A 1968 reprint of the 1897 Sears, Roebuck and Company Catalog can be found in the general store exhibit at the McMinn County Living Heritage Museum. The idea of people having the ability to order bulk, thus saving on freight charges, appealed to the rural family — just what the company intended to do. Not only did they have the ability to order grocery needs, they could order clothing, tools, carriages, horse supplies and just about anything they needed.
We can appreciate the effort of Fred L. Israel (b.1934, d. 2019), a professor at City College of New York, for finding an 1897 copy and having it reprinted in 1968. He taught a historical methodology seminar where he introduced students to microfilm, oral history, and archival research. He focused on the life that was revealed during the time. He decided to assign the Sears, Roebuck and Company catalog as it contained thousands of items and revealed how life was in the 1890s.
He was surprised when he found that the college library and even the Library of Congress did not have a single copy. He searched in old book stores and antique shops, but found none. He placed ads in newspapers in the midwestern region successfully finding one 1897 catalog. He had the catalog reprinted because he believed it was a valuable piece of American culture. The reprint sold widely across the country. Today, you can locate one online.
The front cover is colorfully designed and includes a world globe, a goddess and a spill out of product from a creative horn of plenty. You will find under the title, Sears, Roebuck and Co., “Cheapest Supply House on Earth Our Trade Reaches the World.” The building was located at Fulton, Desplaines and Wayman Streets in Chicago, Ill., described as a very large block employing 700 people.
The entire business dedicated, “… exclusively to the out-of-town mail order trade.”
The artistically-designed catalog has about 770 pages of very creative ads featuring over 6,000 items. Each page is packed with information and there is an index which helps a consumer locate an item quickly. It was known as the “Consumers Guide” and guide it did as the tastefully designed artwork and instructions walked you through ordering. Items have assurance statements and testimonial letters giving the consumer a comfort in ordering.
Words used to encourage sales included, “others have ordered” and “the neighbor will admire it.”
Among the instructions, the point is made that the “middleman” is cut out by ordering through the catalog, resulting in consumer savings.

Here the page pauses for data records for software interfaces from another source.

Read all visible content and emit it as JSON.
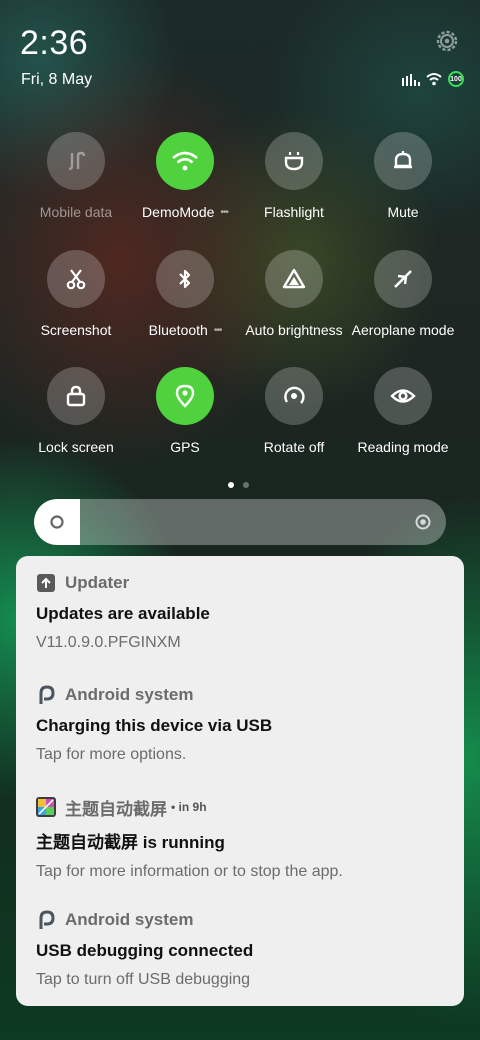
{
  "status_bar": {
    "time": "2:36",
    "date": "Fri, 8 May",
    "battery_level": "100",
    "icons": [
      "signal-icon",
      "wifi-icon",
      "battery-icon"
    ]
  },
  "quick_settings": {
    "tiles": [
      {
        "label": "Mobile data",
        "icon": "mobile-data-icon",
        "state": "disabled"
      },
      {
        "label": "DemoMode",
        "icon": "wifi-icon",
        "state": "on",
        "more": "•••"
      },
      {
        "label": "Flashlight",
        "icon": "flashlight-icon",
        "state": "off"
      },
      {
        "label": "Mute",
        "icon": "bell-icon",
        "state": "off"
      },
      {
        "label": "Screenshot",
        "icon": "scissors-icon",
        "state": "off"
      },
      {
        "label": "Bluetooth",
        "icon": "bluetooth-icon",
        "state": "off",
        "more": "•••"
      },
      {
        "label": "Auto brightness",
        "icon": "auto-brightness-icon",
        "state": "off"
      },
      {
        "label": "Aeroplane mode",
        "icon": "airplane-icon",
        "state": "off"
      },
      {
        "label": "Lock screen",
        "icon": "lock-icon",
        "state": "off"
      },
      {
        "label": "GPS",
        "icon": "location-icon",
        "state": "on"
      },
      {
        "label": "Rotate off",
        "icon": "rotate-icon",
        "state": "off"
      },
      {
        "label": "Reading mode",
        "icon": "eye-icon",
        "state": "off"
      }
    ],
    "page_count": 2,
    "active_page": 1
  },
  "brightness": {
    "level": 0.0
  },
  "colors": {
    "active_tile": "#4fd23d",
    "battery_ring": "#36e05a",
    "panel": "#efefef"
  },
  "notifications": [
    {
      "app": "Updater",
      "icon": "upload-arrow-icon",
      "meta": "",
      "title": "Updates are available",
      "text": "V11.0.9.0.PFGINXM"
    },
    {
      "app": "Android system",
      "icon": "android-p-icon",
      "meta": "",
      "title": "Charging this device via USB",
      "text": "Tap for more options."
    },
    {
      "app": "主题自动截屏",
      "icon": "screenshot-app-icon",
      "meta": "• in 9h",
      "title": "主题自动截屏 is running",
      "text": "Tap for more information or to stop the app."
    },
    {
      "app": "Android system",
      "icon": "android-p-icon",
      "meta": "",
      "title": "USB debugging connected",
      "text": "Tap to turn off USB debugging"
    }
  ]
}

Farmers would purchase their supplies through the local general store where prices sometimes could be negotiated, but almost always the prices were high. The Sears catalog had a wider selection of goods compared to anything the local store had to offer and offered lower prices. In 1894, the catalog was 322 pages. It quickly grew to 532 pages by 1895 as product was added.
The history of the founders starts with Richard Warren Sears (b.1863, d.1914). He bought a refused shipment of watches one day while working as a railroad station agent in Minnesota. He sold them to the station agents at a low price, making a considerable profit that inspired him to expand into a mail order watch business. He called it the R.W. Sears Watch Company. In 1887, he met Alvah Roebuck (b. 1864, d. 1948), a watch repairman. The two men relocated the company to Chicago, Ill., and published their first mail order catalog full of watches, diamonds and jewelry items. Business was so good they were able to sell it for $100,000.
Sears relocated to Iowa to work as a banker. By 1892, he returned to Chicago and joined up with Roebuck once again establishing another mail order firm selling watches and jewelry. It was called the A.C. Roebuck Company before they renamed it Sears, Roebuck and Company. In 1893, they started adding more diversified product, increasing their supply, and from there the catalog was born.
Julius Rosenwald (b. 1862, d. 1932) joined the company after the Panic of 1893. He saved the company with his own funds. He was the driving force in the growth of the company, which opened its first store by 1925. After his passing, the company became a conglomerate having its own brands, financial network and joining the stock market. The mail order catalog business was closed in 1993 due to lack of sales. The company could not meet the consumer challenges that Amazon and Walmart brought to the market and consumer habits changed.
Once the largest retailer in the United States in the 1980s, Sears rated number 31 in retailing by 2018 with 223 stores open. The COVID-19 pandemic didn’t help with continued falling sales, causing additional stores to close in 2020 and bringing the total open stores to 29. A sad ending to an amazing legacy that began with the sale of some watches.
Members of the Museum can tour the Museum free of charge, while non-members pay a $5 entrance fee. Membership in the Museum is $15 for seniors, $25 for adults, $10 for students and $45 for family.